Elevated synchronized oscillatory activity in the beta band has been hypothesized to be a pathophysiological marker of Parkinson's disease (PD). Recent studies have suggested that parkinsonism is closely associated with increased amplitude and duration of beta burst activity in the subthalamic nucleus (STN). How beta burst dynamics are altered from the normal to parkinsonian state across the basal ganglia-thalamocortical (BGTC) motor network, however, remains unclear. In this study, we simultaneously recorded local field potential activity from the STN, internal segment of the globus pallidus (GPi), and primary motor cortex (M1) in three female rhesus macaques, and characterized how beta burst activity changed as the animals transitioned from normal to progressively more severe parkinsonian states. Parkinsonism was associated with an increased incidence of beta bursts with longer duration and higher amplitude in the low beta band (8-20 Hz) in both the STN and GPi, but not in M1. We observed greater concurrence of beta burst activity, however, across all recording sites (M1, STN, and GPi) in PD. The simultaneous presence of low beta burst activity across multiple nodes of the BGTC network that increased with severity of PD motor signs provides compelling evidence in support of the hypothesis that low beta synchronized oscillations play a significant role in the underlying pathophysiology of PD. Given its immersion throughout the motor circuit, we hypothesize that this elevated beta-band activity interferes with spatial-temporal processing of information flow in the BGTC network that contributes to the impairment of motor function in PD.

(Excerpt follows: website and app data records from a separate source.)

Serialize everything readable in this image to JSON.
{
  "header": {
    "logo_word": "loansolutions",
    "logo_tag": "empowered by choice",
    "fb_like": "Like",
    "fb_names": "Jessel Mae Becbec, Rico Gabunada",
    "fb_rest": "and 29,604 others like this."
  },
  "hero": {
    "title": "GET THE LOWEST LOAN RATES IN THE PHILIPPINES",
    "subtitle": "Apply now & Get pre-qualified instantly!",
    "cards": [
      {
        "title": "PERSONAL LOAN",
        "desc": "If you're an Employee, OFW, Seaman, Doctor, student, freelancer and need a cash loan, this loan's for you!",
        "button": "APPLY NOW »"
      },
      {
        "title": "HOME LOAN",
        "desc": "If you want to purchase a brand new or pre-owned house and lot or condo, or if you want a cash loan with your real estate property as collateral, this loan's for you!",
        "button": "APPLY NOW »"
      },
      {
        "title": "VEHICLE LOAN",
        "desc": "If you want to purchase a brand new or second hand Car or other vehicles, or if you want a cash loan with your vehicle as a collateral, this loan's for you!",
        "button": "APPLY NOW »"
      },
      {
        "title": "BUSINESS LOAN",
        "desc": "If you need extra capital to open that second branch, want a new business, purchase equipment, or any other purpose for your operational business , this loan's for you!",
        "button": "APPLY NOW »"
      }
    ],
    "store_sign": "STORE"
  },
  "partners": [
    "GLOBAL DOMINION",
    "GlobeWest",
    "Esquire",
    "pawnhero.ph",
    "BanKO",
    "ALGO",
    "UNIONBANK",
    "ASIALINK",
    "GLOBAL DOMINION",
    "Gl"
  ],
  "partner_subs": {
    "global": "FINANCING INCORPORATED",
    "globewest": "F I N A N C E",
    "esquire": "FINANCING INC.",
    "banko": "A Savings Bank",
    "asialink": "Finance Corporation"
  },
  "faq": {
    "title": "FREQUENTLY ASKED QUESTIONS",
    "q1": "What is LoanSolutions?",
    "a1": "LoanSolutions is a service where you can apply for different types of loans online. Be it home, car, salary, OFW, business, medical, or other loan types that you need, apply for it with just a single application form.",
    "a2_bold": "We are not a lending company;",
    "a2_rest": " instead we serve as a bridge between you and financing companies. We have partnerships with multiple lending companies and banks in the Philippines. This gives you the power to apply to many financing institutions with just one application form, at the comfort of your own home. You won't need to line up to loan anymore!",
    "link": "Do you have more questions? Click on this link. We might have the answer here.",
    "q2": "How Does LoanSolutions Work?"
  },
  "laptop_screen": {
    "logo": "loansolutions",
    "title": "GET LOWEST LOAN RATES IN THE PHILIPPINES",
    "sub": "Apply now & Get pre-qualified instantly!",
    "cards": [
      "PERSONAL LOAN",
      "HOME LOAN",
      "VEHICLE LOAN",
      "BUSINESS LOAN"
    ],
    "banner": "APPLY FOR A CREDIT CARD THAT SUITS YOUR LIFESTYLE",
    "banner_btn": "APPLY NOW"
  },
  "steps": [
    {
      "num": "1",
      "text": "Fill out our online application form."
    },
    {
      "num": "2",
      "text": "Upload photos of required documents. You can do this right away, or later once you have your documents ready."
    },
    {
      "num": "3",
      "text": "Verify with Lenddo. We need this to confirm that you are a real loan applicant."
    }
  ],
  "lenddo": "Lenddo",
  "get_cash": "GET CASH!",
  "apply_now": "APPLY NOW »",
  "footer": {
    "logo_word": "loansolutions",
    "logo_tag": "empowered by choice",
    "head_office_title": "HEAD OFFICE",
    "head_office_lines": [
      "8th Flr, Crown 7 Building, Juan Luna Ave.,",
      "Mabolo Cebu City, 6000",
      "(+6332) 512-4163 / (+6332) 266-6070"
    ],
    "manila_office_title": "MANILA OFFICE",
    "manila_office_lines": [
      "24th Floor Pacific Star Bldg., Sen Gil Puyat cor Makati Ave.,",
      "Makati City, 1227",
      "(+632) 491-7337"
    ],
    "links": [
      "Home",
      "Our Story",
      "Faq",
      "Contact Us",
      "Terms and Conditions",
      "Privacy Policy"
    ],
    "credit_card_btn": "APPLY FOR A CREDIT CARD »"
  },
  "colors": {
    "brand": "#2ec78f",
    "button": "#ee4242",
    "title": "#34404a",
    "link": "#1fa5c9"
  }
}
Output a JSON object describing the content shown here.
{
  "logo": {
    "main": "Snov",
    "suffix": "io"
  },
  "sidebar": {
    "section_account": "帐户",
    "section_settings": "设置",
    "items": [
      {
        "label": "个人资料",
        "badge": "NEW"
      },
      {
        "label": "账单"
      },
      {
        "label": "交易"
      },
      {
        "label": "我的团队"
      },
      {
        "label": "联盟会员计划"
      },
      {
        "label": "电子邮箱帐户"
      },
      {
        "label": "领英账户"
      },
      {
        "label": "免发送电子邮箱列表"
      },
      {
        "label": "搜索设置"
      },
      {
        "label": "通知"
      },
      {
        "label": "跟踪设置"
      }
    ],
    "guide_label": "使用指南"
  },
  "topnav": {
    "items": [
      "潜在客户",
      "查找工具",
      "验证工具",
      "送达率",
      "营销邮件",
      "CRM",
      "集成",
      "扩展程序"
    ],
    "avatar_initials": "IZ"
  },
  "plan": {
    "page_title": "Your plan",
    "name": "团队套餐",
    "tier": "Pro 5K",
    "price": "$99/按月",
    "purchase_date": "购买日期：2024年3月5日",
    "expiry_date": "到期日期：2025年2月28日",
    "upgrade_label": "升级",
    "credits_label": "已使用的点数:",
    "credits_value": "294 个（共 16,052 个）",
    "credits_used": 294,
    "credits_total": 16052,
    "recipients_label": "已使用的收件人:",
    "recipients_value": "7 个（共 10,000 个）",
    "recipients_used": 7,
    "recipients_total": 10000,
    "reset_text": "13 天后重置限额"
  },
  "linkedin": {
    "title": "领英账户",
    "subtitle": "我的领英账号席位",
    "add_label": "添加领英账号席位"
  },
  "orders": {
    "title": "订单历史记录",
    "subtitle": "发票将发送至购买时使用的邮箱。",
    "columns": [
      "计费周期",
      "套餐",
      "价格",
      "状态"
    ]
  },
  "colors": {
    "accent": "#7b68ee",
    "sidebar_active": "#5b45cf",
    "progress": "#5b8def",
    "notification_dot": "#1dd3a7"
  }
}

Bibliographical noteFunding Information:
This work was supported by National Institutes of Health/National Institute of Neurological Disorders and Stroke Grants R01 NS058945, R01 NS037019, R01 NS110613, P50 NS098573, R37 NS077657; and by the MnDRIVE (Minnesota’s Discovery, Research and Innovation Economy) Brain Conditions Program and Engdahl Family Foundation. Correspondence should be addressed to Jerrold L. Vitek at email@example.com. https://doi.org/10.1523/JNEUROSCI.1591-20.2021 Copyright © 2021 the authors
© 2021 Society for Neuroscience. All rights reserved.
- Burst coupling
- Low beta burst
- Nonhuman primate
- Parkinson's disease
- Temporal dynamics
PubMed: MeSH publication types
- Journal Article